---------- Records shown
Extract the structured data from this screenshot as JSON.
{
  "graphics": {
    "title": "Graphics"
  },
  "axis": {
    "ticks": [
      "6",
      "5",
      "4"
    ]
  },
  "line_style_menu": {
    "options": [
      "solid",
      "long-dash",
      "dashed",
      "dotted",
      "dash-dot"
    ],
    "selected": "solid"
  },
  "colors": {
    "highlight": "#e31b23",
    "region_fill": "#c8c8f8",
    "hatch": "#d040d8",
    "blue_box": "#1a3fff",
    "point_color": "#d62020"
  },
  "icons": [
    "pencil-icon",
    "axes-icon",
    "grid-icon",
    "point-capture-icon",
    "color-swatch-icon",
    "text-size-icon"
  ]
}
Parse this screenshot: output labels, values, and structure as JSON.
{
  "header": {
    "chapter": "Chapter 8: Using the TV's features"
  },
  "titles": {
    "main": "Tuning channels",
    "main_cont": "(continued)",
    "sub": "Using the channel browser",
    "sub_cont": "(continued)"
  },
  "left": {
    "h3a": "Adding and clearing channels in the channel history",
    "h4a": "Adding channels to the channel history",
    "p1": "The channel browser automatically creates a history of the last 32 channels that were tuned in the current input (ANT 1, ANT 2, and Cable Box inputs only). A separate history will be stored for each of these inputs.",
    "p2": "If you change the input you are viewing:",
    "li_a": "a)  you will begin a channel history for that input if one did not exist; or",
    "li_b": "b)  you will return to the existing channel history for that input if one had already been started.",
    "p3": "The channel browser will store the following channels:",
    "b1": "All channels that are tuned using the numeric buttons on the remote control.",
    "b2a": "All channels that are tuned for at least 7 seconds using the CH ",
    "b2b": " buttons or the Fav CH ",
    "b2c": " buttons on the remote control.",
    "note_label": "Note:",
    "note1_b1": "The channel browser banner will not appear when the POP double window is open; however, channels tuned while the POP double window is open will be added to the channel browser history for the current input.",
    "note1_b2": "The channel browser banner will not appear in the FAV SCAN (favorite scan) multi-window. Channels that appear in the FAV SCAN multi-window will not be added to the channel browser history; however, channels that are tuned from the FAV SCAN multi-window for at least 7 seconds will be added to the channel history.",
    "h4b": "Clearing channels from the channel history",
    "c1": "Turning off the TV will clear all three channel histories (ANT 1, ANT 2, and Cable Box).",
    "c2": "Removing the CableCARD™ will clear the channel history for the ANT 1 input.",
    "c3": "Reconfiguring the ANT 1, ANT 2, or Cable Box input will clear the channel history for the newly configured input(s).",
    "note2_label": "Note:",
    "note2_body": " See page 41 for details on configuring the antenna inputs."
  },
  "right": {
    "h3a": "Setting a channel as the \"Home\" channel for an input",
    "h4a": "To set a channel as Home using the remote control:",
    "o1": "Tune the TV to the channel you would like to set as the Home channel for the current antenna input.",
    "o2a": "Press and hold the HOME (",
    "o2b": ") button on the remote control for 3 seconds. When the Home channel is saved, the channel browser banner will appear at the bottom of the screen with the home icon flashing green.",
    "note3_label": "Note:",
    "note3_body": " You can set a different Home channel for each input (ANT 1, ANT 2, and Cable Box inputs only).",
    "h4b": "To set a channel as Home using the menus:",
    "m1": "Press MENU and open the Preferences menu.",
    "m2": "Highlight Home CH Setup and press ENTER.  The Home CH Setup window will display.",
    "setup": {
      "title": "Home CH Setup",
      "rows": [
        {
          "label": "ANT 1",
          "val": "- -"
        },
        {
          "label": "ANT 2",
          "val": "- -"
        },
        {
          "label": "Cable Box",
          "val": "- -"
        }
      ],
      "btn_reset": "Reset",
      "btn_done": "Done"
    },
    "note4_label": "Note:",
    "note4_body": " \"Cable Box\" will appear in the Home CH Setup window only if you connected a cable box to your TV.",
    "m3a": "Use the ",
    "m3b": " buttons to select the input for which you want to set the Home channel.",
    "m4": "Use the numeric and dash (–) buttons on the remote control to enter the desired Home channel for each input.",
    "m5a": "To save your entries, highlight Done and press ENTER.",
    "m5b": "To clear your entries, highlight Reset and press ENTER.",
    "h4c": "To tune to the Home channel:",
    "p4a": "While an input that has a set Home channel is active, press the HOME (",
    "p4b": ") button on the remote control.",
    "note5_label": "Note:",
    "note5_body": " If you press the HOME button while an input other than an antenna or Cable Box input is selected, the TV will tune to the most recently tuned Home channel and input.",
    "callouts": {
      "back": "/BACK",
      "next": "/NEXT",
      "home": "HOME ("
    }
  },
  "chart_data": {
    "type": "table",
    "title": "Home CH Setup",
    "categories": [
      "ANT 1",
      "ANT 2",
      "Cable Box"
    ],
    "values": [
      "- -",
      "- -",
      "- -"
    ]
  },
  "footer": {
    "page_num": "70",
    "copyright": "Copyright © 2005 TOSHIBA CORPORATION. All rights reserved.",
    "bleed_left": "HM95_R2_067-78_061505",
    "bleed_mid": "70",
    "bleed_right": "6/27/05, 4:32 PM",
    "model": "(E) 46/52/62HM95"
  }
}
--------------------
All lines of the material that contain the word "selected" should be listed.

Output of the task =>
    "selected": "solid"
    "note5_body": " If you press the HOME button while an input other than an antenna or Cable Box input is selected, the TV will tune to the most recently tuned Home channel and input.",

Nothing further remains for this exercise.